#### THE RECORDS
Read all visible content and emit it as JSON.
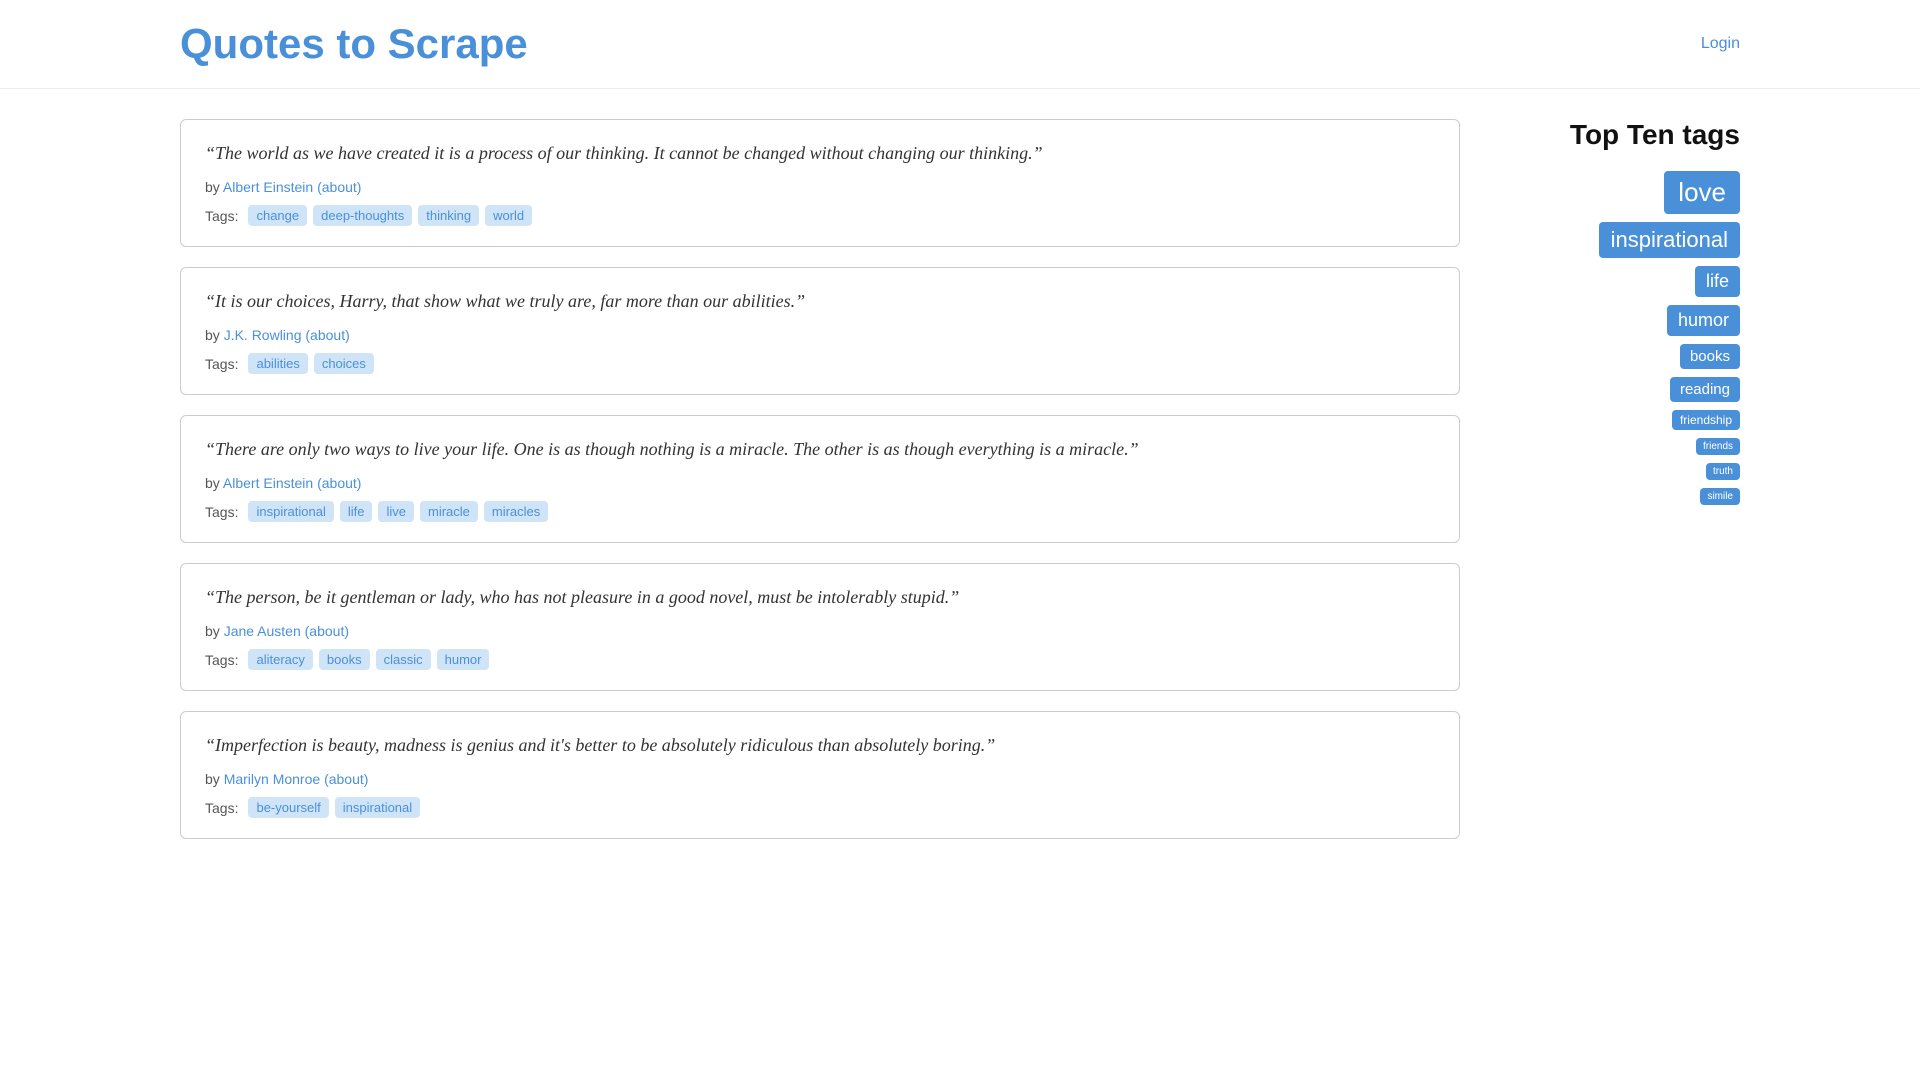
{
  "header": {
    "title": "Quotes to Scrape",
    "login_label": "Login"
  },
  "sidebar": {
    "title": "Top Ten tags",
    "tags": [
      {
        "label": "love",
        "size": "xl"
      },
      {
        "label": "inspirational",
        "size": "lg"
      },
      {
        "label": "life",
        "size": "md"
      },
      {
        "label": "humor",
        "size": "md"
      },
      {
        "label": "books",
        "size": "sm"
      },
      {
        "label": "reading",
        "size": "sm"
      },
      {
        "label": "friendship",
        "size": "xs"
      },
      {
        "label": "friends",
        "size": "xxs"
      },
      {
        "label": "truth",
        "size": "xxs"
      },
      {
        "label": "simile",
        "size": "xxs"
      }
    ]
  },
  "quotes": [
    {
      "text": "“The world as we have created it is a process of our thinking. It cannot be changed without changing our thinking.”",
      "author_name": "Albert Einstein",
      "author_link": "#",
      "about_link": "#",
      "tags": [
        "change",
        "deep-thoughts",
        "thinking",
        "world"
      ]
    },
    {
      "text": "“It is our choices, Harry, that show what we truly are, far more than our abilities.”",
      "author_name": "J.K. Rowling",
      "author_link": "#",
      "about_link": "#",
      "tags": [
        "abilities",
        "choices"
      ]
    },
    {
      "text": "“There are only two ways to live your life. One is as though nothing is a miracle. The other is as though everything is a miracle.”",
      "author_name": "Albert Einstein",
      "author_link": "#",
      "about_link": "#",
      "tags": [
        "inspirational",
        "life",
        "live",
        "miracle",
        "miracles"
      ]
    },
    {
      "text": "“The person, be it gentleman or lady, who has not pleasure in a good novel, must be intolerably stupid.”",
      "author_name": "Jane Austen",
      "author_link": "#",
      "about_link": "#",
      "tags": [
        "aliteracy",
        "books",
        "classic",
        "humor"
      ]
    },
    {
      "text": "“Imperfection is beauty, madness is genius and it's better to be absolutely ridiculous than absolutely boring.”",
      "author_name": "Marilyn Monroe",
      "author_link": "#",
      "about_link": "#",
      "tags": [
        "be-yourself",
        "inspirational"
      ]
    }
  ],
  "labels": {
    "by": "by",
    "about": "(about)",
    "tags_label": "Tags:"
  }
}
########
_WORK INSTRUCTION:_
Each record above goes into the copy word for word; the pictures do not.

_SOLUTION FOR THIS TASK:_
Read all visible content and emit it as JSON.
{
  "header": {
    "title": "Quotes to Scrape",
    "login_label": "Login"
  },
  "sidebar": {
    "title": "Top Ten tags",
    "tags": [
      {
        "label": "love",
        "size": "xl"
      },
      {
        "label": "inspirational",
        "size": "lg"
      },
      {
        "label": "life",
        "size": "md"
      },
      {
        "label": "humor",
        "size": "md"
      },
      {
        "label": "books",
        "size": "sm"
      },
      {
        "label": "reading",
        "size": "sm"
      },
      {
        "label": "friendship",
        "size": "xs"
      },
      {
        "label": "friends",
        "size": "xxs"
      },
      {
        "label": "truth",
        "size": "xxs"
      },
      {
        "label": "simile",
        "size": "xxs"
      }
    ]
  },
  "quotes": [
    {
      "text": "“The world as we have created it is a process of our thinking. It cannot be changed without changing our thinking.”",
      "author_name": "Albert Einstein",
      "author_link": "#",
      "about_link": "#",
      "tags": [
        "change",
        "deep-thoughts",
        "thinking",
        "world"
      ]
    },
    {
      "text": "“It is our choices, Harry, that show what we truly are, far more than our abilities.”",
      "author_name": "J.K. Rowling",
      "author_link": "#",
      "about_link": "#",
      "tags": [
        "abilities",
        "choices"
      ]
    },
    {
      "text": "“There are only two ways to live your life. One is as though nothing is a miracle. The other is as though everything is a miracle.”",
      "author_name": "Albert Einstein",
      "author_link": "#",
      "about_link": "#",
      "tags": [
        "inspirational",
        "life",
        "live",
        "miracle",
        "miracles"
      ]
    },
    {
      "text": "“The person, be it gentleman or lady, who has not pleasure in a good novel, must be intolerably stupid.”",
      "author_name": "Jane Austen",
      "author_link": "#",
      "about_link": "#",
      "tags": [
        "aliteracy",
        "books",
        "classic",
        "humor"
      ]
    },
    {
      "text": "“Imperfection is beauty, madness is genius and it's better to be absolutely ridiculous than absolutely boring.”",
      "author_name": "Marilyn Monroe",
      "author_link": "#",
      "about_link": "#",
      "tags": [
        "be-yourself",
        "inspirational"
      ]
    }
  ],
  "labels": {
    "by": "by",
    "about": "(about)",
    "tags_label": "Tags:"
  }
}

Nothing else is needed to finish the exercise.